The event popular MS READaTHON will take place this year, despite the challenges posed by Covid-19, beginning on November 1st and lasting the full month of November.
This year MS Ireland will be launching a brand new interactive website as the READaTHON will be going virtual for the first time in its 33 year history. The site is now live at www.msreadathon.ie Thousands of readers young and old will take part in raising awareness and vital funds to support the 9,000 people living with MS, the most common debilitating neurological condition affecting young adults in Ireland.
The MS READaTHON is Ireland’s biggest sponsored reading initiative when young readers raise funds for vital services to help people living with Multiple Sclerosis in local communities. The campaign is MS Ireland’s oldest and most anticipated event each year, originally launched by Roald Dahl in 1988 and has grown ever since. This year the campaign takes on new importance for MS Ireland, due to the economic impact of COVID-19 fundraised income is expected to be down 38% on previous years. Traditionally, the campaign has been popular amongst the schoolchildren of Ireland, but this year MS Ireland is encouraging ‘grown up’ readers to take part and get their offices, clubs and families to rediscover their love of reading.
Ava Battles, Chief Executive of MS Ireland said, “We are delighted that the MS READaTHON will go ahead again this year, its 33rd year. Young readers, parents, teachers and schools have continued to support the MS community, reading and raising funds to help people living with MS and their families. This is greatly appreciated and as each annual MS READaTHON comes around, we want to acknowledge their efforts and we look forward readers young and old rediscovering their love of reading. The MS READaTHON is our biggest fundraising campaign and we simply cannot keep our services running without it. This year, it takes on a whole new level of importance as we hope to mitigate the impact of COVID-19 and expected fundraising losses of over €1 million.
This year is different for everyone as we adjust to our ‘new normal’. We’ve all had to adapt to our new reality and change how we live, socialise and work, however, out of adversity is born innovation. This year MS Ireland is embracing the challenges that face us by making the READaTHON a Virtual campaign where we will be launching a new interactive website that we hope will be a tremendous success”
Olivia Kirwan, 41, County Dublin, has been living with MS the past 11 years and is the ambassador for this year’s MS READaTHON. “My initial diagnosis of MS was Halloween 2008 after presenting to A&E with Optic Neuritis. I had had MRI scans and bloods done and even with just those tests, it was confirmed I had MS. It was January 2009, after a lumbar puncture, when I got the full diagnosis; you need to have more than one episode to have the “Mulitple” Sclerosis diagnosis.

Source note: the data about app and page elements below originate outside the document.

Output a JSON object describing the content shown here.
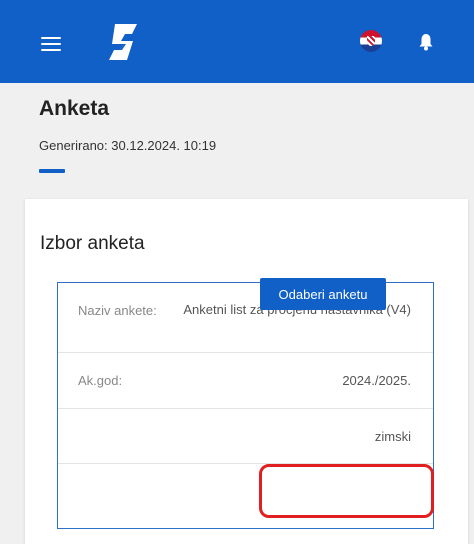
{
  "header": {
    "menu_icon": "hamburger-menu-icon",
    "logo_icon": "app-logo",
    "language_icon": "croatian-flag-icon",
    "notifications_icon": "bell-icon",
    "brand_color": "#1060c8"
  },
  "page": {
    "title": "Anketa",
    "generated": "Generirano: 30.12.2024. 10:19"
  },
  "card": {
    "title": "Izbor anketa",
    "rows": [
      {
        "label": "Naziv ankete:",
        "value": "Anketni list za procjenu nastavnika (V4)"
      },
      {
        "label": "Ak.god:",
        "value": "2024./2025."
      },
      {
        "label": "",
        "value": "zimski"
      }
    ],
    "action_label": "Odaberi anketu"
  },
  "annotation": {
    "highlight_color": "#e02020"
  }
}
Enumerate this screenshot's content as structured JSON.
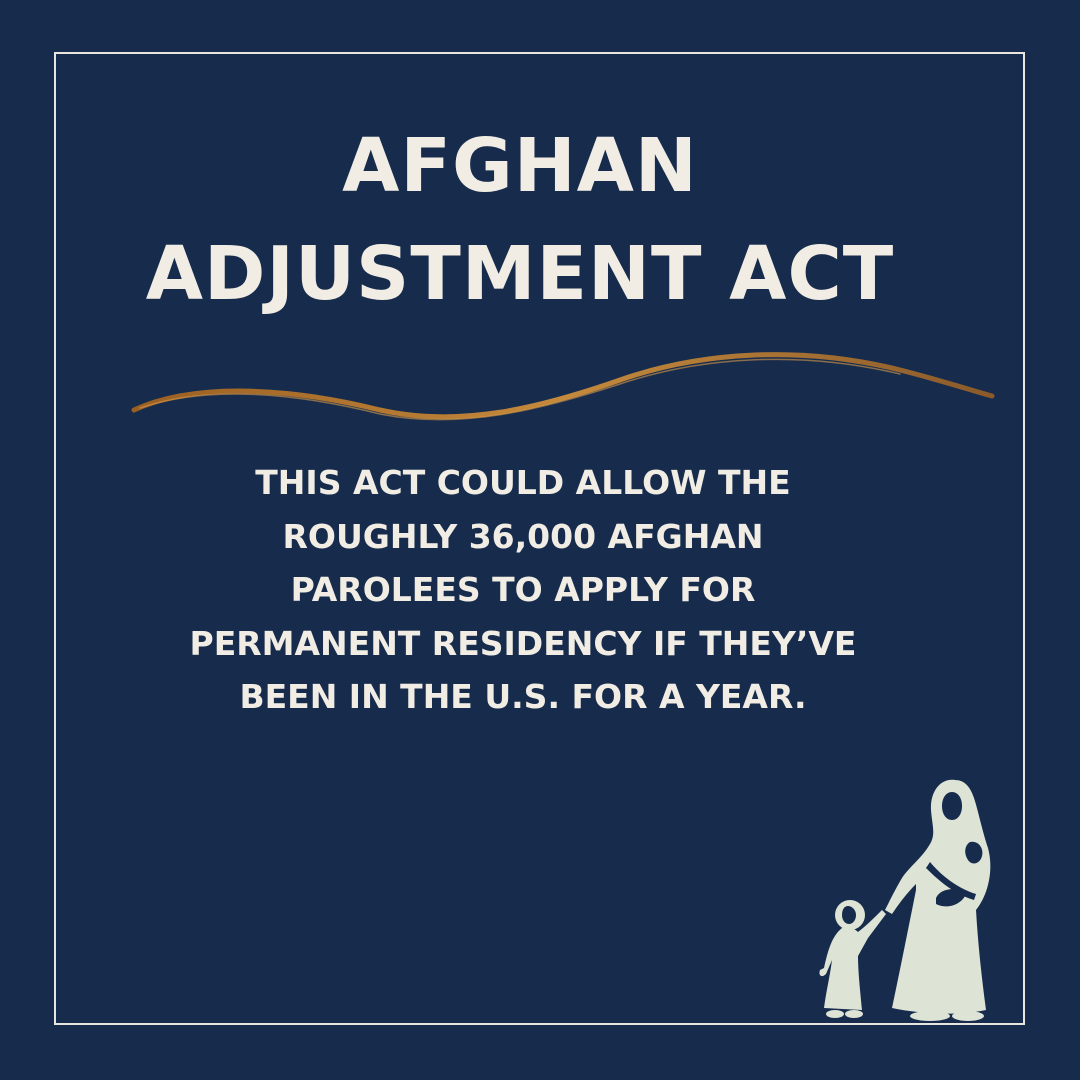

During lockdown, I was quite anxious, needed to know if I could do the shopping for our family as getting deliveries are proving difficult, I rang MS Ireland’s helpline, they were great, advised me as to risks, the best way for me to do things to protect myself while out and a nice chat that really calmed my nerves over it all. With the READaTHON coming up my children are now 12, 11 and 11 and really looking forward to the reading time together, we set a time to sit down for an hour each day and read our books and relax. The twins love audiobooks at night too to fall asleep to. We’ll go through the books we have here and chat with friends that are taking part and see if we can do books swaps or recommendations for each other”
Now, more than ever the MS community need support and advice. Funds raised by readers around the country directly support vital services, for example, the MS Ireland Information Line, enabling one-to-one support for those newly diagnosed, physiotherapy and exercise classes to help people with MS remain independent, and respite care. Learn more at www.msreadathon.ie
Multiple Sclerosis - meaning ‘many scars’- the most common debilitating neurological condition affecting young adults in Ireland. It affects the motor, sensory and cognitive functioning of the body and is usually diagnosed between 20 and 40 years of age. The impact of MS on individuals, their families and the community can undermine the resilience that is needed for individuals to remain purposeful and in control of their lives. Three times more women than men are diagnosed with MS. There is no cause or cure.
Among other services, MS Ireland uses the funds raised to provide vital services that reduce the impact of MS including physiotherapy, general support services, and newly diagnosed seminars.
Members of the public with any queries relating to MS are invited to call the MS Information Line 1850 233 233. Open Monday- Friday 10am- 2pm. Calls are strictly confidential.